So how good was the sausage? Good enough that we didn’t remember to take any pictures of the bratwurst when it was cooked. Good enough that all that we cooked was eaten (and we made extra). Good enough that people wanted to take some home with them. Good enough that Angela, who doesn’t particularly like sausage (which means that I’m even crazier for wanting to make sausage), loved it. It was the best sausage I’ve had and that includes some in Germany and Austria.

So, I’ve made sausage and I have some panchetta curing (which is close enough to bacon for me). I suppose I need to make some puff pastry at some point.

Homemade Bratwurst
Adapted from Charcuterie

1350 grams (3 lbs.) boneless pork shoulder butt, cut into 2 inch pieces
450 grams (1 lb.) boneless veal shoulder, cut into 2 inch pieces (or substitute 1 lb. ground veal)
450 grams (1 lb.) pork belly, skinless, cut into 2 inch pieces
40 grams (1 1/2 oz.) kosher salt
6 grams (2 tsp) ground white pepper
5 grams (1 1/2 tsp) ground ginger
5 grams (1 1/2 tsp) grated nutmeg
2 eggs, lightly beaten, very cold
1 cup heavy cream, very cold
10 feet hog casings

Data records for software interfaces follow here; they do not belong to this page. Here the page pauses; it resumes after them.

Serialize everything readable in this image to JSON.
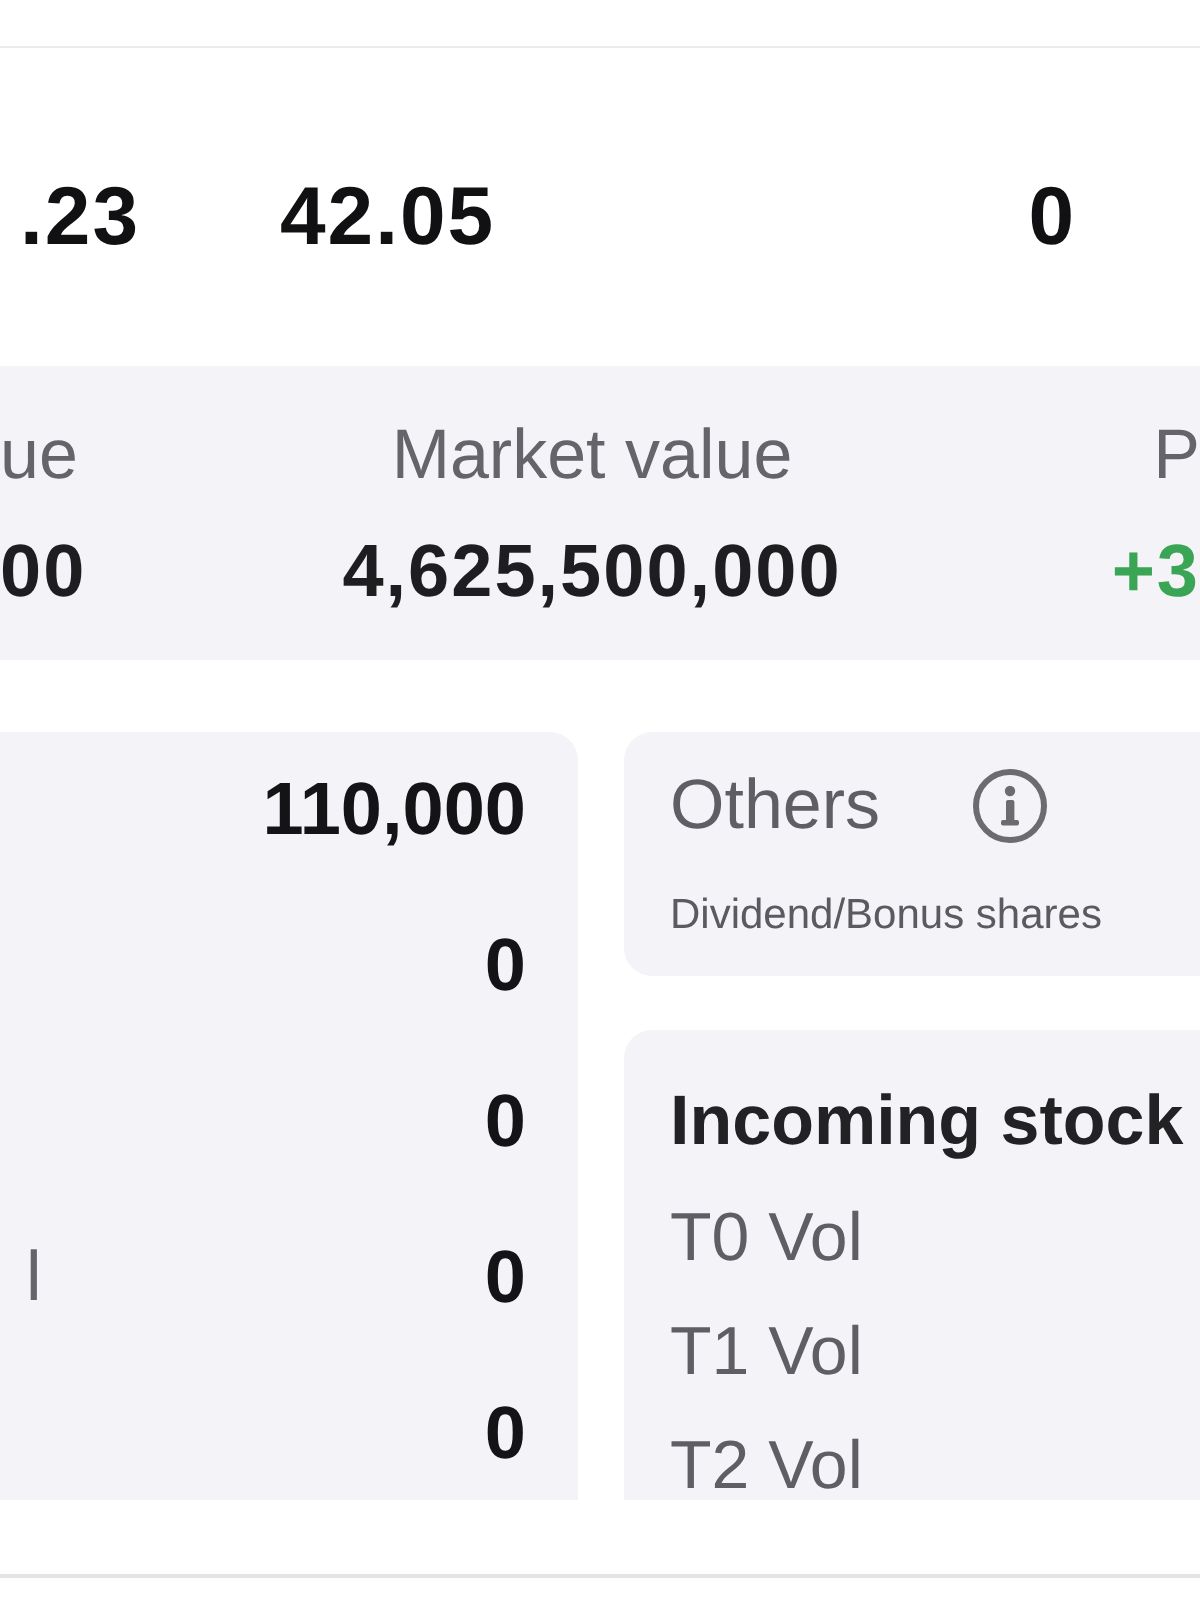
{
  "stats": [
    {
      "value": ".23"
    },
    {
      "value": "42.05"
    },
    {
      "value": "0"
    }
  ],
  "summary": {
    "columns": [
      {
        "label": "ue",
        "value": "00",
        "gain": false
      },
      {
        "label": "Market value",
        "value": "4,625,500,000",
        "gain": false
      },
      {
        "label": "P",
        "value": "+3",
        "gain": true
      }
    ]
  },
  "holdings": {
    "rows": [
      {
        "value": "110,000"
      },
      {
        "value": "0"
      },
      {
        "value": "0"
      },
      {
        "label": "l",
        "value": "0"
      },
      {
        "value": "0"
      }
    ]
  },
  "others": {
    "title": "Others",
    "subtitle": "Dividend/Bonus shares"
  },
  "incoming": {
    "title": "Incoming stock",
    "rows": [
      {
        "label": "T0 Vol"
      },
      {
        "label": "T1 Vol"
      },
      {
        "label": "T2 Vol"
      }
    ]
  }
}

  1. Combine all ingredients except eggs, cream, and casings in a large bowl. Toss to distribute the seasonings evenly. Cover and refrigerate overnight.
  2. Place the hog casings in a bowl of water and refrigerate overnight.
  3. Several hours before grinding, place the food grinder, mixer bowl, paddle attachment, and any other attachments in the freezer.
  4. Remove the meat mixture from the refrigerator and place in a bowl of ice and salt. Grind the mixture through the small die into the mixer bowl set in a bowl of ice and salt.
  5. Beat the mixture with the paddle attachment on low speed for 1 minute. Add the eggs and cream and increase speed to medium. Mix until the mixture is uniform. Refrigerate the bowl until ready to stuff.
  6. Sauté a small portion of the sausage in a small bit of oil and taste for seasoning.
  7. Remove the hog casings from the refrigerator and rinse both the inside and outside of the casings in running water.
  8. Setup the sausage stuffer using the largest stuffing attachment. Place meat in the sausage stuffer and turn on to low speed until the meat is just at the end of the attachment. Slide the opening in the casing onto the stuffer and then push the remaining casing onto the stuffer until there is about an inch hanging off. Tie off the end of the casings. Slowly push the meat mixture into the sausage stuffer while holding the casing and letting the meat fill it (this is a two person job). The speed is determined by the speed of the meat being putting into the stuffer not the speed of the mixer. When there is no more casing, tie it off and repeat this step with the remaining casing.
  9. Twist the sausage into 6 inch long segments and cut with shears.
  10. Cook the sausage to an internal temperature of 150ºF.

Makes 5 lbs. of sausage.